An Extranet enables communications across organisations using the Web and other Internet technologies as the common interface. It allows for the creation of a closed-user group between an organisation and its clients/suppliers. In India, since the domestic data network is still a missing component, the Extranet is what will come first.

A company can set up a Web site with restricted access (via logins and passwords, for example) on the Net. Its clients and/or suppliers need only have an Internet account to access the company’s information and interact with it. This distributed onus ensures that the set-up time can be much more rapid and the benefits immediate. In a way, companies like Microsoft and Netscape are already using the Net for distribution of some of their products: you make the call (and pay for it), and can download software and get access to technical information.

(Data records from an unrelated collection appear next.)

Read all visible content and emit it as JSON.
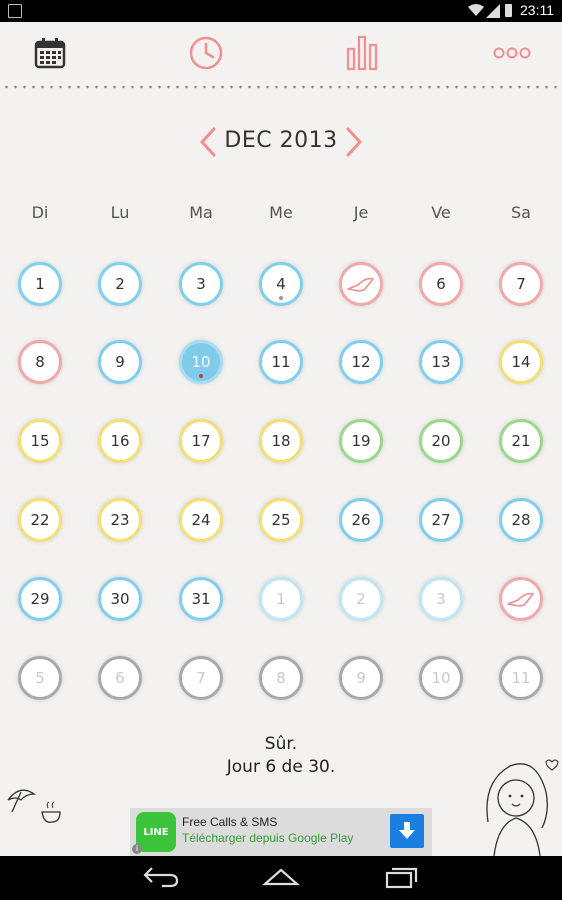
{
  "status_bar": {
    "time": "23:11"
  },
  "nav": {
    "icons": [
      "calendar-icon",
      "clock-icon",
      "bar-chart-icon",
      "more-icon"
    ],
    "accent": "#ef8f8f"
  },
  "calendar": {
    "month_label": "DEC 2013",
    "weekdays": [
      "Di",
      "Lu",
      "Ma",
      "Me",
      "Je",
      "Ve",
      "Sa"
    ],
    "weeks": [
      [
        {
          "t": "1",
          "c": "blue"
        },
        {
          "t": "2",
          "c": "blue"
        },
        {
          "t": "3",
          "c": "blue"
        },
        {
          "t": "4",
          "c": "blue",
          "dot": "#999999"
        },
        {
          "t": "",
          "c": "pink",
          "icon": "shoe"
        },
        {
          "t": "6",
          "c": "pink"
        },
        {
          "t": "7",
          "c": "pink"
        }
      ],
      [
        {
          "t": "8",
          "c": "pink"
        },
        {
          "t": "9",
          "c": "blue"
        },
        {
          "t": "10",
          "c": "today",
          "dot": "#d23c3c"
        },
        {
          "t": "11",
          "c": "blue"
        },
        {
          "t": "12",
          "c": "blue"
        },
        {
          "t": "13",
          "c": "blue"
        },
        {
          "t": "14",
          "c": "yellow"
        }
      ],
      [
        {
          "t": "15",
          "c": "yellow"
        },
        {
          "t": "16",
          "c": "yellow"
        },
        {
          "t": "17",
          "c": "yellow"
        },
        {
          "t": "18",
          "c": "yellow"
        },
        {
          "t": "19",
          "c": "green"
        },
        {
          "t": "20",
          "c": "green"
        },
        {
          "t": "21",
          "c": "green"
        }
      ],
      [
        {
          "t": "22",
          "c": "yellow"
        },
        {
          "t": "23",
          "c": "yellow"
        },
        {
          "t": "24",
          "c": "yellow"
        },
        {
          "t": "25",
          "c": "yellow"
        },
        {
          "t": "26",
          "c": "blue"
        },
        {
          "t": "27",
          "c": "blue"
        },
        {
          "t": "28",
          "c": "blue"
        }
      ],
      [
        {
          "t": "29",
          "c": "blue"
        },
        {
          "t": "30",
          "c": "blue"
        },
        {
          "t": "31",
          "c": "blue"
        },
        {
          "t": "1",
          "c": "blue",
          "faded": true
        },
        {
          "t": "2",
          "c": "blue",
          "faded": true
        },
        {
          "t": "3",
          "c": "blue",
          "faded": true
        },
        {
          "t": "",
          "c": "pink",
          "icon": "shoe"
        }
      ],
      [
        {
          "t": "5",
          "c": "grey",
          "faded": true
        },
        {
          "t": "6",
          "c": "grey",
          "faded": true
        },
        {
          "t": "7",
          "c": "grey",
          "faded": true
        },
        {
          "t": "8",
          "c": "grey",
          "faded": true
        },
        {
          "t": "9",
          "c": "grey",
          "faded": true
        },
        {
          "t": "10",
          "c": "grey",
          "faded": true
        },
        {
          "t": "11",
          "c": "grey",
          "faded": true
        }
      ]
    ]
  },
  "status_text": {
    "line1": "Sûr.",
    "line2": "Jour 6 de 30."
  },
  "ad": {
    "logo": "LINE",
    "title": "Free Calls & SMS",
    "subtitle": "Télécharger depuis Google Play",
    "info": "i"
  }
}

GE has built its own Extranet to take orders. Its Trading Process Network allows organisations to bid for GE’s contracts, irrespective of where they are located. Dell sells US$ 1 million of computers daily via the Internet. Who do you think is buying? Cisco expects to get 20% of its orders via the Net. Business-to-business commerce is a natural extension of integrating the information on the Extranet with the ordering system.

India’s first Extranet has been set up by
NFDC for Doordarshan. The system, termed NFDC Net, allows advertising agencies to book orders for Doordarshan programmes online. This is a process which is traditionally done by phone or fax. Now, the interactive system allows an agency to check various Doordarshan programmes and their television rating points (TRPs), make queries for programmes fulfilling specific criteria (category, broadcast time, TRP ratings), and finally complete the transaction by making a booking. It doesn’t matter where the agency is, as long as it has access to the system and an Internet account. NFDC has taken a leased line to VSNL in Mumbai, and unlike its brick-and-mortar offices, the Internet office can take orders 24 hours a day, 7 days a week.

Elbee is about to unveil a parcel tracking system for Indian customers: a first among the domestic courier companies. Go to Elbee’s site on the Internet, type in your Airway Bill number, and within seconds, you have all the information about your package. This is something for which Elbee has so far employed dozens of people in its various offices. Now, by moving it to the Net, Elbee allows us to make the queries and feel happy doing it. This is how information is transforming an industry: with all courier companies employing similar transportation techniques and subject to identical weather conditions, the business is not just about delivering the package but getting the information about the package on time to the end-user. In future, Elbee expects to also take orders through the Net, and provide customer-specific information pushed on to corporate networks.

These are just two examples of how Indian companies are leveraging the Internet to reach out. Air-India‘s recently launched Web site offers real-time information about its flights. Very soon, the Times of India group will be extending its Intranet to take online orders for classifieds and other ads. Many information service companies are already exploring the possibility of offering their bits-and-bytes via the Net. As electronic payment systems fall into place, the logical extension of an Extranet will be electronic commerce.

The Internet is not just for surfing. It can serve as a very useful business tool to communicate between organisations. Today, geographical and trade barriers amount to little in a world linked via the Net. The Internet knows no borders; why should your business?

Published by

Rajesh Jain

An Entrepreneur based in Mumbai, India.